=== Section Start ===

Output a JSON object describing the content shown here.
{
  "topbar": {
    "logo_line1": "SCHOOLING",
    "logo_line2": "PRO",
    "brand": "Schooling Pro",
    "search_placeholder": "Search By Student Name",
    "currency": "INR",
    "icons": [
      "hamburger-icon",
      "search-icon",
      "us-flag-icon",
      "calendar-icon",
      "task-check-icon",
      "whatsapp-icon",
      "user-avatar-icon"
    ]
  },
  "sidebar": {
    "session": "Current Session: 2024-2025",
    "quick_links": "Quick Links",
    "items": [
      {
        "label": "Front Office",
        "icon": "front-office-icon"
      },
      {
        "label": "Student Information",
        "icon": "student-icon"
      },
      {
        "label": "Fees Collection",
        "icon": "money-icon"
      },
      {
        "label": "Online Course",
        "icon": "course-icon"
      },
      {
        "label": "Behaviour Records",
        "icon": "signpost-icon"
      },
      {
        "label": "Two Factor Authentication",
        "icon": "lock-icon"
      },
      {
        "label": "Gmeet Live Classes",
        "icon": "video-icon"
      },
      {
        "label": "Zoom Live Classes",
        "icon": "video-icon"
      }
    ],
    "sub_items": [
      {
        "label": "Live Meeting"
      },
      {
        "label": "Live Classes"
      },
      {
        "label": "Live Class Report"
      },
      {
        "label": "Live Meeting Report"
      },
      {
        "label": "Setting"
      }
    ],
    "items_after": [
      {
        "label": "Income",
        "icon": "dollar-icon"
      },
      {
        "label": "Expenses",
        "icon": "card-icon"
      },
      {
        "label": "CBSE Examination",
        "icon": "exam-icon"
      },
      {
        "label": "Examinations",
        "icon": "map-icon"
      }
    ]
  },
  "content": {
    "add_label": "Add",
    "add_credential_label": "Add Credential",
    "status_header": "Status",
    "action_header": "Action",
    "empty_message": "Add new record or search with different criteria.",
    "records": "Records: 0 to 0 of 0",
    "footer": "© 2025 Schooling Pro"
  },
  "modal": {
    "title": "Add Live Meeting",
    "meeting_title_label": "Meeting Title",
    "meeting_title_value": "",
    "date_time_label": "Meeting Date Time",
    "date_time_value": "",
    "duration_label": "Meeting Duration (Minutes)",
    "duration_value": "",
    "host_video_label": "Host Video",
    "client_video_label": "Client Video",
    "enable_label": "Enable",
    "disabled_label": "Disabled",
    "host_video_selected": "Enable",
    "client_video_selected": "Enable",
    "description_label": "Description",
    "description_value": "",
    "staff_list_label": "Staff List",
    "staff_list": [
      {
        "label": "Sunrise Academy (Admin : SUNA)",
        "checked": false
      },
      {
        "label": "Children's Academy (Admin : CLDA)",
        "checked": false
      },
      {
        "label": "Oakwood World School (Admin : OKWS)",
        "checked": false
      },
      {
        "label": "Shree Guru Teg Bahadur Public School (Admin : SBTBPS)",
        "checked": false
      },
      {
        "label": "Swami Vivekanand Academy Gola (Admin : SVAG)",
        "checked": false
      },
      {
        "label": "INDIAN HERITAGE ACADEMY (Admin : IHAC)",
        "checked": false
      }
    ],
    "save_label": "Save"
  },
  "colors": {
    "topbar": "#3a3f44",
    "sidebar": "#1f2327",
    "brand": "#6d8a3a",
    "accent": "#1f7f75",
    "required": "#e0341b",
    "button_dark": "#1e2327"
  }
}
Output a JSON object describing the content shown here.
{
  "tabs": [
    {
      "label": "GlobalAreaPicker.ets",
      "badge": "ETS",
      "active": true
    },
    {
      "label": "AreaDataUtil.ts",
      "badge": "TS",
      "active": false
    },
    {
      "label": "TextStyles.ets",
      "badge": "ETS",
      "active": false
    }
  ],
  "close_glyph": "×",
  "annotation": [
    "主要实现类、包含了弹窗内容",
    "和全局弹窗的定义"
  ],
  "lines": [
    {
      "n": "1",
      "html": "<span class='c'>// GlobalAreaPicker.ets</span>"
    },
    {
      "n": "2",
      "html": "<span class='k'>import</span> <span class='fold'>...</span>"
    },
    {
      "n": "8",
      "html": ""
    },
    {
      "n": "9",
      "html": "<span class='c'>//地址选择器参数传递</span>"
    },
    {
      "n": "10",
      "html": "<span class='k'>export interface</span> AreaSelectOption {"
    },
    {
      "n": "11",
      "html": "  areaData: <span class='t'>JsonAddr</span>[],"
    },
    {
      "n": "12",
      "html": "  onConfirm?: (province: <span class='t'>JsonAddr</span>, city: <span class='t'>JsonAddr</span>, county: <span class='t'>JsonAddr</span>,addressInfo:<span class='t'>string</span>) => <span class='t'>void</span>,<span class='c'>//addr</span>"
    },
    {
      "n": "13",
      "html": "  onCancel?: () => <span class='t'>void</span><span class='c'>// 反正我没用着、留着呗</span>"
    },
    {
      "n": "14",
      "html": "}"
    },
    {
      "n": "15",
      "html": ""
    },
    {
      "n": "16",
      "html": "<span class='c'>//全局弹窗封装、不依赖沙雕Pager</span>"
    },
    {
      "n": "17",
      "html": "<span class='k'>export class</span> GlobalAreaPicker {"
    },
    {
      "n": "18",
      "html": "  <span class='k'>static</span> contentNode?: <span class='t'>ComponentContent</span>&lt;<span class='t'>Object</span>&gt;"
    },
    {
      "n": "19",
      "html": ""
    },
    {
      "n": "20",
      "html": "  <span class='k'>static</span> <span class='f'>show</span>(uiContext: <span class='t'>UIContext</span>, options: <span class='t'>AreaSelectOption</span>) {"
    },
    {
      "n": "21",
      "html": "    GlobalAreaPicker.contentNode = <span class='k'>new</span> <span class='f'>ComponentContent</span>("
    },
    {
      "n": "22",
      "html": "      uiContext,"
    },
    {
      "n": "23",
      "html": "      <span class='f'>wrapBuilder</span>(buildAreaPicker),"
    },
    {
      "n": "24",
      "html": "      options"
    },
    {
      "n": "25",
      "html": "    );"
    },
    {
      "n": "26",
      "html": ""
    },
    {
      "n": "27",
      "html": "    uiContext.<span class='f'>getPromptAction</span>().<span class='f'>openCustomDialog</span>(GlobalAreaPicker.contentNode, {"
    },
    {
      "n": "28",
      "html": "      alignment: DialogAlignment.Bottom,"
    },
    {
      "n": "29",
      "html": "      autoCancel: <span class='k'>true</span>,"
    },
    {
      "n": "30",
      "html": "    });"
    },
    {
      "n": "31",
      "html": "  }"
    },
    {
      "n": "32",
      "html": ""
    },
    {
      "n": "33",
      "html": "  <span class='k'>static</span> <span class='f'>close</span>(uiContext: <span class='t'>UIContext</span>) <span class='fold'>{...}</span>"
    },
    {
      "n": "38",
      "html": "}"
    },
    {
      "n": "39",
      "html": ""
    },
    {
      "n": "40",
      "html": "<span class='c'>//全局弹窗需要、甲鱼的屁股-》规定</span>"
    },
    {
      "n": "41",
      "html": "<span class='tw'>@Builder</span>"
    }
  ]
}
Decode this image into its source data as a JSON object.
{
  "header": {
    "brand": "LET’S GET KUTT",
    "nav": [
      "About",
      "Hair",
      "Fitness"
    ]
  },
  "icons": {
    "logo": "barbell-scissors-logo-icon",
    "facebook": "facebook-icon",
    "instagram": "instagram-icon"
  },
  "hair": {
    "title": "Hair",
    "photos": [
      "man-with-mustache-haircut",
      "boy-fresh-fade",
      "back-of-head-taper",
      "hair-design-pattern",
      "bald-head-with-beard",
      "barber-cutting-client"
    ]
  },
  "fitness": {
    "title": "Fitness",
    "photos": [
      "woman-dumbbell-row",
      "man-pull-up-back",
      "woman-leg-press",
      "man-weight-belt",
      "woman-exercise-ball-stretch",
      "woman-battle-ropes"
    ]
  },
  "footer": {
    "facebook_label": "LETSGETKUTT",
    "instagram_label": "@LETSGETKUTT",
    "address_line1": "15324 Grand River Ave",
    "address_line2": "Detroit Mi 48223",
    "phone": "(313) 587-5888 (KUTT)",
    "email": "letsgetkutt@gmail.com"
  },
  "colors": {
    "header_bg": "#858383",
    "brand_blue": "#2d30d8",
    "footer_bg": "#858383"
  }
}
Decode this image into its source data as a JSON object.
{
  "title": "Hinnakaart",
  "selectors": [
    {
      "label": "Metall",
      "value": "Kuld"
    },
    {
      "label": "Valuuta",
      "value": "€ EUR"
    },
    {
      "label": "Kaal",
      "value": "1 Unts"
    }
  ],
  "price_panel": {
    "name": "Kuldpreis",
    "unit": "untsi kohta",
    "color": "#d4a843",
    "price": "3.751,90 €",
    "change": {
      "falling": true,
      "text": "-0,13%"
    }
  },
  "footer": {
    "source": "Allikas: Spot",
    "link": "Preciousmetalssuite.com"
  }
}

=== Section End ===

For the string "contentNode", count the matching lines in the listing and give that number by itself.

**The completed task**:
3